ENTRIES SUPPLIED below:
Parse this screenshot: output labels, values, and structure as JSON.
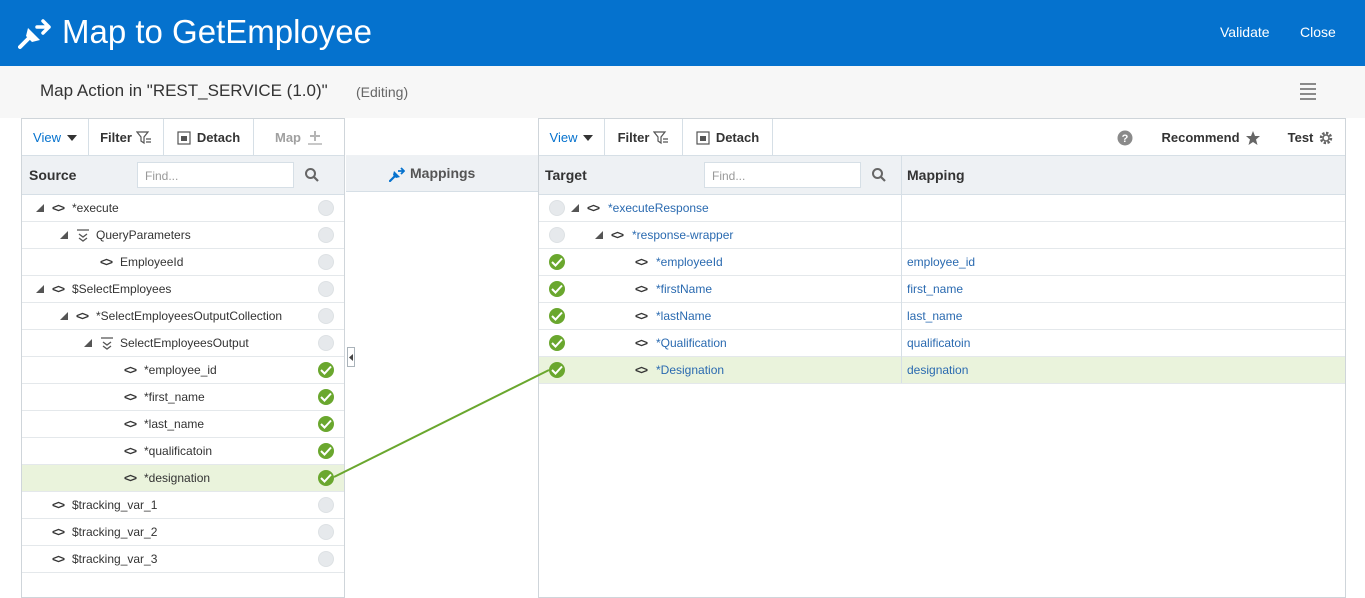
{
  "header": {
    "title": "Map to GetEmployee",
    "validate_label": "Validate",
    "close_label": "Close",
    "icon": "mapper-icon",
    "bg_color": "#0572ce"
  },
  "subheader": {
    "title": "Map Action in \"REST_SERVICE (1.0)\"",
    "status": "(Editing)",
    "menu_icon": "hamburger-icon"
  },
  "source": {
    "toolbar": {
      "view": "View",
      "filter": "Filter",
      "detach": "Detach",
      "map": "Map"
    },
    "column_label": "Source",
    "find_placeholder": "Find...",
    "rows": [
      {
        "label": "*execute",
        "mapped": false
      },
      {
        "label": "QueryParameters",
        "mapped": false
      },
      {
        "label": "EmployeeId",
        "mapped": false
      },
      {
        "label": "$SelectEmployees",
        "mapped": false
      },
      {
        "label": "*SelectEmployeesOutputCollection",
        "mapped": false
      },
      {
        "label": "SelectEmployeesOutput",
        "mapped": false
      },
      {
        "label": "*employee_id",
        "mapped": true
      },
      {
        "label": "*first_name",
        "mapped": true
      },
      {
        "label": "*last_name",
        "mapped": true
      },
      {
        "label": "*qualificatoin",
        "mapped": true
      },
      {
        "label": "*designation",
        "mapped": true,
        "selected": true
      },
      {
        "label": "$tracking_var_1",
        "mapped": false
      },
      {
        "label": "$tracking_var_2",
        "mapped": false
      },
      {
        "label": "$tracking_var_3",
        "mapped": false
      }
    ]
  },
  "mappings": {
    "label": "Mappings"
  },
  "target": {
    "toolbar": {
      "view": "View",
      "filter": "Filter",
      "detach": "Detach",
      "recommend": "Recommend",
      "test": "Test"
    },
    "column_label": "Target",
    "mapping_label": "Mapping",
    "find_placeholder": "Find...",
    "rows": [
      {
        "label": "*executeResponse",
        "mapping": "",
        "mapped": false
      },
      {
        "label": "*response-wrapper",
        "mapping": "",
        "mapped": false
      },
      {
        "label": "*employeeId",
        "mapping": "employee_id",
        "mapped": true
      },
      {
        "label": "*firstName",
        "mapping": "first_name",
        "mapped": true
      },
      {
        "label": "*lastName",
        "mapping": "last_name",
        "mapped": true
      },
      {
        "label": "*Qualification",
        "mapping": "qualificatoin",
        "mapped": true
      },
      {
        "label": "*Designation",
        "mapping": "designation",
        "mapped": true,
        "selected": true
      }
    ]
  },
  "colors": {
    "accent": "#0572ce",
    "mapped": "#6aa72e",
    "selected_row": "#eaf3dc",
    "link": "#2a6ab0"
  }
}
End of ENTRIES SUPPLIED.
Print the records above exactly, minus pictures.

_EXPECTED OUTPUT_:
Parse this screenshot: output labels, values, and structure as JSON.
{
  "header": {
    "title": "Map to GetEmployee",
    "validate_label": "Validate",
    "close_label": "Close",
    "icon": "mapper-icon",
    "bg_color": "#0572ce"
  },
  "subheader": {
    "title": "Map Action in \"REST_SERVICE (1.0)\"",
    "status": "(Editing)",
    "menu_icon": "hamburger-icon"
  },
  "source": {
    "toolbar": {
      "view": "View",
      "filter": "Filter",
      "detach": "Detach",
      "map": "Map"
    },
    "column_label": "Source",
    "find_placeholder": "Find...",
    "rows": [
      {
        "label": "*execute",
        "mapped": false
      },
      {
        "label": "QueryParameters",
        "mapped": false
      },
      {
        "label": "EmployeeId",
        "mapped": false
      },
      {
        "label": "$SelectEmployees",
        "mapped": false
      },
      {
        "label": "*SelectEmployeesOutputCollection",
        "mapped": false
      },
      {
        "label": "SelectEmployeesOutput",
        "mapped": false
      },
      {
        "label": "*employee_id",
        "mapped": true
      },
      {
        "label": "*first_name",
        "mapped": true
      },
      {
        "label": "*last_name",
        "mapped": true
      },
      {
        "label": "*qualificatoin",
        "mapped": true
      },
      {
        "label": "*designation",
        "mapped": true,
        "selected": true
      },
      {
        "label": "$tracking_var_1",
        "mapped": false
      },
      {
        "label": "$tracking_var_2",
        "mapped": false
      },
      {
        "label": "$tracking_var_3",
        "mapped": false
      }
    ]
  },
  "mappings": {
    "label": "Mappings"
  },
  "target": {
    "toolbar": {
      "view": "View",
      "filter": "Filter",
      "detach": "Detach",
      "recommend": "Recommend",
      "test": "Test"
    },
    "column_label": "Target",
    "mapping_label": "Mapping",
    "find_placeholder": "Find...",
    "rows": [
      {
        "label": "*executeResponse",
        "mapping": "",
        "mapped": false
      },
      {
        "label": "*response-wrapper",
        "mapping": "",
        "mapped": false
      },
      {
        "label": "*employeeId",
        "mapping": "employee_id",
        "mapped": true
      },
      {
        "label": "*firstName",
        "mapping": "first_name",
        "mapped": true
      },
      {
        "label": "*lastName",
        "mapping": "last_name",
        "mapped": true
      },
      {
        "label": "*Qualification",
        "mapping": "qualificatoin",
        "mapped": true
      },
      {
        "label": "*Designation",
        "mapping": "designation",
        "mapped": true,
        "selected": true
      }
    ]
  },
  "colors": {
    "accent": "#0572ce",
    "mapped": "#6aa72e",
    "selected_row": "#eaf3dc",
    "link": "#2a6ab0"
  }
}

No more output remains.